*** MATERIAL PROVIDED ***

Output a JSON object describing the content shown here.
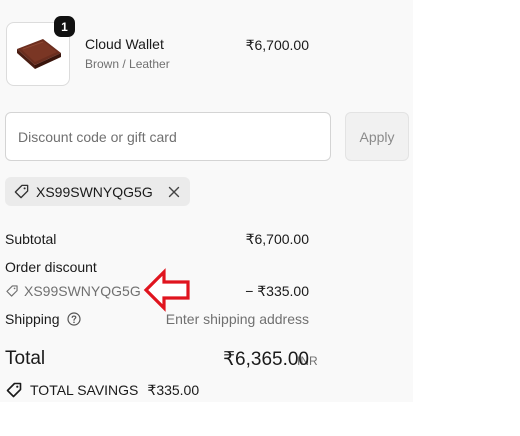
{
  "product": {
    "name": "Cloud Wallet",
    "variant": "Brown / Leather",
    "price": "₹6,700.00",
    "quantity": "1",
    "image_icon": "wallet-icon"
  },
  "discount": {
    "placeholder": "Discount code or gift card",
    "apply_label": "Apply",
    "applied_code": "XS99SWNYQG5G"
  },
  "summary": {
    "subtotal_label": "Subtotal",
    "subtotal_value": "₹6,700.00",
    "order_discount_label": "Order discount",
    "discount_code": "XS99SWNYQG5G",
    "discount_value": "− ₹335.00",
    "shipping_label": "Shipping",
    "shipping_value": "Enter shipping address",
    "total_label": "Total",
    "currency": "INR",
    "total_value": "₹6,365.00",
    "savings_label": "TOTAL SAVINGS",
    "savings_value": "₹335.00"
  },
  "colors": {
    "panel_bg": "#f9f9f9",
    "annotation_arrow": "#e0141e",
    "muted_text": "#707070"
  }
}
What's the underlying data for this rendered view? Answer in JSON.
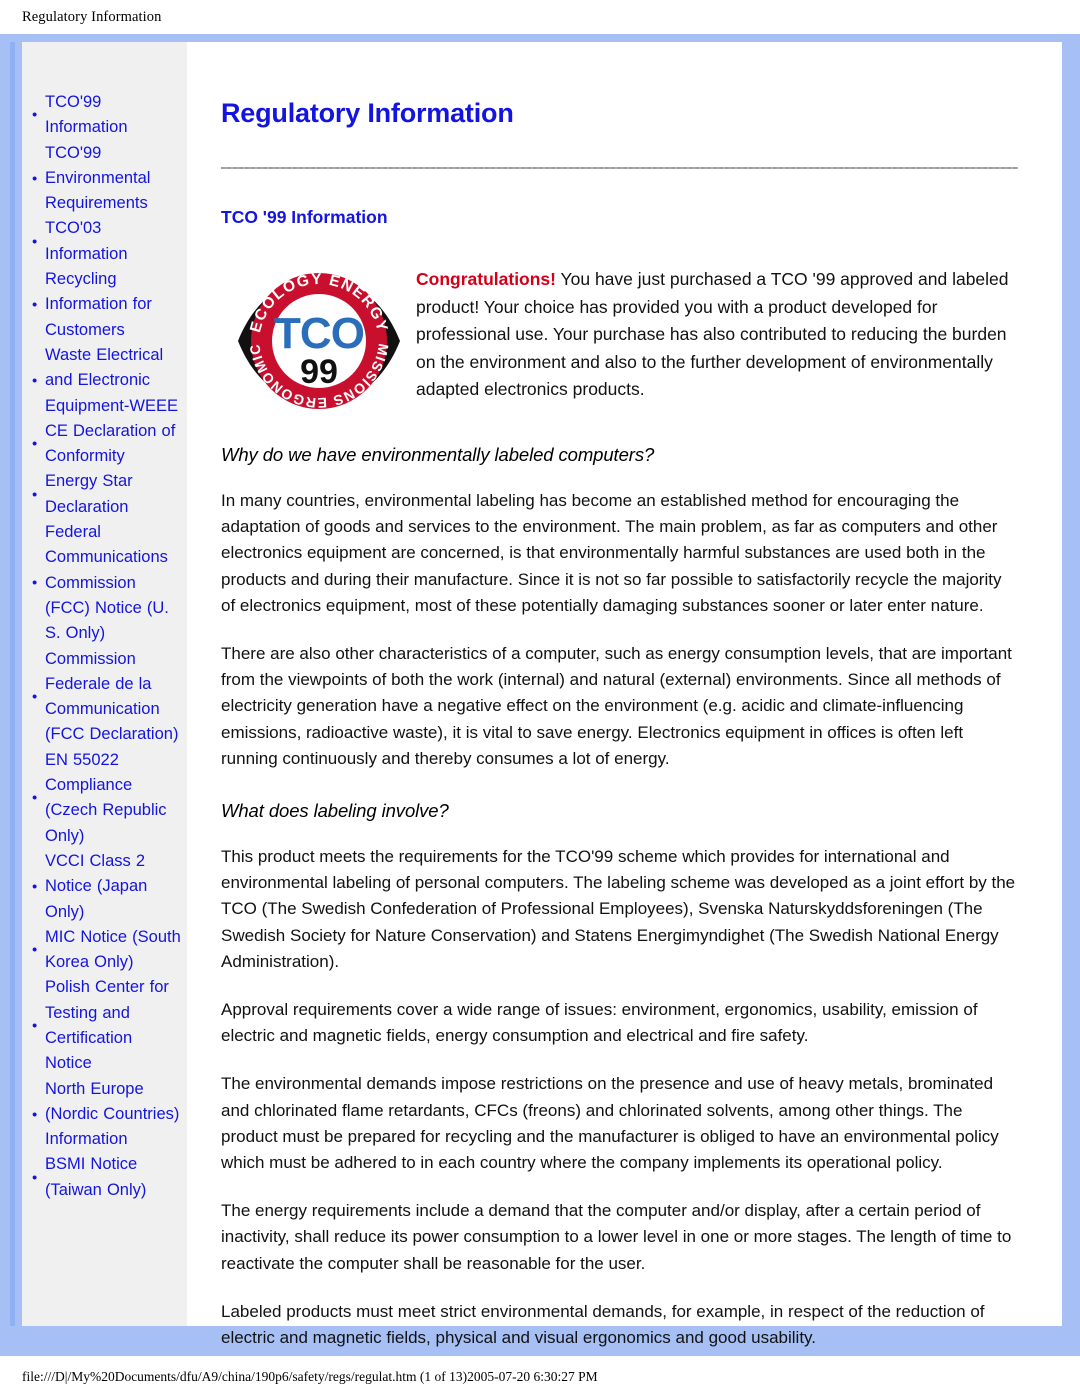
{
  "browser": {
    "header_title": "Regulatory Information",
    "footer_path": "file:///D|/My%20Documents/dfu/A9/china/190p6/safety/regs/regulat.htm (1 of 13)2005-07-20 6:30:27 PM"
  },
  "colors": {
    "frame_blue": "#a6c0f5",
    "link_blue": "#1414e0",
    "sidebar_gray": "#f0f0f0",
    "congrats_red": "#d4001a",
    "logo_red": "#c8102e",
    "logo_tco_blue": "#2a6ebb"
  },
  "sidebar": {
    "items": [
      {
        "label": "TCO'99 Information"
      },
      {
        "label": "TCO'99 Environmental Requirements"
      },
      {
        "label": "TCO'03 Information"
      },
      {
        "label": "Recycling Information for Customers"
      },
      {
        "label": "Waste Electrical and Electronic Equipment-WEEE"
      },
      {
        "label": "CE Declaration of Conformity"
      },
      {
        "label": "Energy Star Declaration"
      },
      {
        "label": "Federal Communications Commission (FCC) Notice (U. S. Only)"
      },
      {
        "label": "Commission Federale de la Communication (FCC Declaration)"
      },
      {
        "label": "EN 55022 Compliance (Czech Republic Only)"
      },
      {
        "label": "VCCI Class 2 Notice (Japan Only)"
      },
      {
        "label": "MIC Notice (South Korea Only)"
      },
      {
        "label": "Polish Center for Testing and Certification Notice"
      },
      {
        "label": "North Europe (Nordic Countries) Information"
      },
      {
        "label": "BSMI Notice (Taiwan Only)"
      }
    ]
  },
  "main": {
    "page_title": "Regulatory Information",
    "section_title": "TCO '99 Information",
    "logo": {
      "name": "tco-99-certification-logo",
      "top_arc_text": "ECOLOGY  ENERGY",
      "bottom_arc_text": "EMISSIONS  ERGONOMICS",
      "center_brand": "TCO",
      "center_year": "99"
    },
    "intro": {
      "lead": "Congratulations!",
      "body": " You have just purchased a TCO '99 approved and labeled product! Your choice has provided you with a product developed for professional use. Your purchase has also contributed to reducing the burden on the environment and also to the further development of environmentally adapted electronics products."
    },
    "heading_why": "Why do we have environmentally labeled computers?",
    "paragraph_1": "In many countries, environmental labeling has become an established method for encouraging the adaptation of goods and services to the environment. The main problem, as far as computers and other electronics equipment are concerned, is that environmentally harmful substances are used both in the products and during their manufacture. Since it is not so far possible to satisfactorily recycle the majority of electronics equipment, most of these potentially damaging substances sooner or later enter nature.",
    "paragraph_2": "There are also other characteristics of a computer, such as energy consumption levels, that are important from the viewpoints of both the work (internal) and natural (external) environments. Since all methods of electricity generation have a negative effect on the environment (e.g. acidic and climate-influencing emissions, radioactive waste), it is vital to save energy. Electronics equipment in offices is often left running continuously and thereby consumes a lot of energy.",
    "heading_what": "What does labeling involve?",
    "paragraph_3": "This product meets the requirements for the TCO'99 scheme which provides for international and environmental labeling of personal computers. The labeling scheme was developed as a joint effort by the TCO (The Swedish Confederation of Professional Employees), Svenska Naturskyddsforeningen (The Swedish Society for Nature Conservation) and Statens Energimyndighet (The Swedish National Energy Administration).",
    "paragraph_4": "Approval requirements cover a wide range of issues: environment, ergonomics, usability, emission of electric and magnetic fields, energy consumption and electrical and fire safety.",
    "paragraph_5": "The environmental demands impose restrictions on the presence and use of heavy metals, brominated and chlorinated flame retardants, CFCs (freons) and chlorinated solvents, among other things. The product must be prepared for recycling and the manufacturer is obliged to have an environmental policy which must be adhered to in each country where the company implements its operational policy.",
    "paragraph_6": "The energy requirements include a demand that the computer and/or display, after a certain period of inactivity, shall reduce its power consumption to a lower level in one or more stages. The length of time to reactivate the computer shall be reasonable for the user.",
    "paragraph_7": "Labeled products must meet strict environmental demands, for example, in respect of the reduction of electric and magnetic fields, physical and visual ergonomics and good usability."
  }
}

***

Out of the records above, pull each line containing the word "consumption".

    "paragraph_2": "There are also other characteristics of a computer, such as energy consumption levels, that are important from the viewpoints of both the work (internal) and natural (external) environments. Since all methods of electricity generation have a negative effect on the environment (e.g. acidic and climate-influencing emissions, radioactive waste), it is vital to save energy. Electronics equipment in offices is often left running continuously and thereby consumes a lot of energy.",
    "paragraph_4": "Approval requirements cover a wide range of issues: environment, ergonomics, usability, emission of electric and magnetic fields, energy consumption and electrical and fire safety.",
    "paragraph_6": "The energy requirements include a demand that the computer and/or display, after a certain period of inactivity, shall reduce its power consumption to a lower level in one or more stages. The length of time to reactivate the computer shall be reasonable for the user.",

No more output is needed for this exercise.